Minimising fluff production in hatchers

03-02-2010 | | |
Minimising fluff production in hatchers

From an environmental standpoint, expelling fluff from hatcheries – more specifically from hatchers – is gaining much interest. A number of hatcheries are currently confronted with regulations concerning the amount of dust (or fluff) that can be introduced into the environment. HatchTech has developed the CyClean system to meet with this demand to minimise fluff.

By Dr Ron Meijerhof,HatchTech Incubation Technology, Veenendaal, the Netherlands

HatchTech’s R&D department measured the amount of fluff expelled from both the 28800 and 42240 model hatchers. In both machinesthe production of fluff is approx. 7.7 g per 1,000 hatched chicks. This is the amount of fluff that leaves the machine in the outgoing air. The real production of fluff is actually much higher, but the majority remains in the machines and in the take-off room. It does not leave the machine by the exhaust air.

Although chicks from HatchTech machines typically develop a large amount of fluff, they do not produce significantly more fluff than other machines. While the average air velocity in HatchTech hatchers is significant, the peak velocities are relatively low as the air velocity is very uniform at every spot in the machine. Traditional machines have a high air velocity around the stacks of hatcher baskets. This forces the fluff to stay airborne and in motion, which means that in other machines a larger percentage of the fluff produced is actually exhausted with the outgoing air.

Visual inspection of plenums shows that HatchTech hatchers do not exhaust more fluff into the plenum than other hatchers. This is despite the fact that the amount of fluff in the machines itself is in fact significantly increased.

Amount of air during hatching

While production of fluff begins shortly after the first chicks have hatched, the amount is negligible since there are relatively few chicks. Additionally, the chicks are still wet. Noticeable fluff production starts 3-6 hours after the first chick has hatched from the egg, during which time the typical ventilation volume is approx. 5m3 per hour for each 1,000 eggs/chicks. Over a period of approx. 12 hours the ventilation increases in a linear pattern to approx. 17m3per hour for each 1,000 chicks/eggs. The maximum ventilation is maintained for approx. 12 hours until the chicks are removed from the hatcher and the ventilation is reduced to zero (Figure 1).The total amount of ventilation for every 1,000 chicks during the hatching, or fluff production period, is:
12 hours x 11 m3 per hour = 132 m3 and 12 hours x 17 m3 per hour = 204 m3

HatchTech developed CyClean, which expels a large amount of fluff from the air in incubators.

The total amount of ventilation per 1,000 chicks during the hatching period is 336 m3. This means that approx. 350 m3 of a ir per 1,000 chicks hatched is necessary for ventilation of the hatcher in the period that fluff is produced.

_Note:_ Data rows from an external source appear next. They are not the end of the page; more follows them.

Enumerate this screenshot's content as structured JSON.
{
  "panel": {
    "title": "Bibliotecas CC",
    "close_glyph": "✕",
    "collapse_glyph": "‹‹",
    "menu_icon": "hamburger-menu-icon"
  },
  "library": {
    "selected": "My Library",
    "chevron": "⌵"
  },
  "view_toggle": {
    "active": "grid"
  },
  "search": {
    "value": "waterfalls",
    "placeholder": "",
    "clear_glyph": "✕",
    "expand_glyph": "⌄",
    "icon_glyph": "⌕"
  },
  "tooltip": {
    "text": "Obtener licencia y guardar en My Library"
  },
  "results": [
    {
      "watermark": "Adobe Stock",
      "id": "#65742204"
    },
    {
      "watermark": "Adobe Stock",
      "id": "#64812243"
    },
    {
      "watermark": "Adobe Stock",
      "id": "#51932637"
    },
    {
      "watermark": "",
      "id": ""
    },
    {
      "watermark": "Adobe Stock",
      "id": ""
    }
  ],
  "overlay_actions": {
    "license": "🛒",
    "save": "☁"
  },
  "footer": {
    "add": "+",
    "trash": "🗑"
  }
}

This figure will be more or less standard for each modern machine in the field, regardless of brand or type. At this ventil ation rate, the CO2 level will be approx. 3,000 – 4,000 ppm. Older machines that rely on air for cooling will ventilate substantially more.

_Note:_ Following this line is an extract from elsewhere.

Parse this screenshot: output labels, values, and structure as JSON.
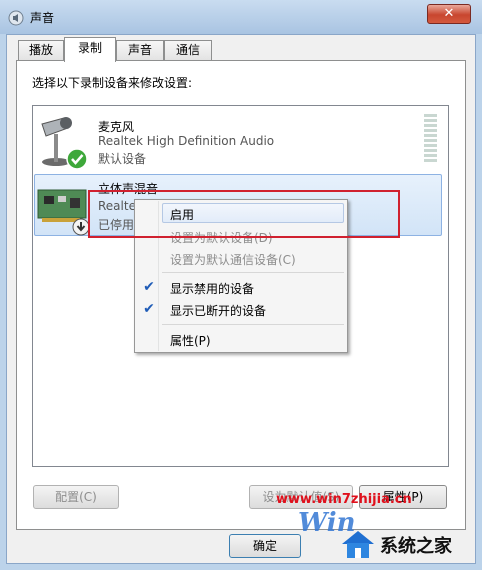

With a ventilation rate of 350 m3, every 1,000 chicks produce 7.7 g of fluff in the hatch period. If no plenum or HatchTech CyCleanTM is used, there will be 0.022 g or 22 mg of fluff in each cubic meter of exhaust air.

Plenum and CyClean compared

The HatchTech R&D department measurements show that a plenum in an ideal situation captures approx. 50% of the fluff in the outgoing air. With a properly functioning plenum, there is 11 mg of fluff per cubic meter of exhaust air leaving the hatchery. The HatchTech R&D department measurements show that the CyClean in the hatcher reduces the amount of fluff in the exhaust air by at least 95% (Table). With the CyClean, the amount of fluff in the exhaust air of the hatchers is reduced to only 1 mg per m3 of exhaust air, 10 mg per m3 of exhaust air less than a properly functioning plenum.

In Figure 2 the amount of fluff in the exhaust air is given for a hatcher that has a capacity of 40,000 eggs. This figure illustrates that the total amount of fluff that this hatcher expels (in one hatching period) without plenum or CyClean is approx. 320 g, or 22 mg/m3 of exhaust air. When a plenum is used, the total amount of fluff is 152 g or 11 mg/m3 of exhaust air. A hatcher equipped with a CyClean will produce a total of 16 g fluff or 1 mg/m3 of exhaust air. These calculations are based on equal production of fluff over time. It also assumes that all of the exhaust air contains the same quantity of fluff. In reality, a peak production of fluff in certain periods can be expected.

For example, suppose the maximum allowed concentration of fluff in every m3of air is 5 mg/m3 of air. With the HatchTech CyClean, the maximum allowed exhaust concentration is not exceeded if the peak production of fluff at any given moment is five times higher than the average. The CyClean provides clean air in and around the hatchery, in combination with a significant space and cost reduction.


Natalie Berkhout Freelance journalist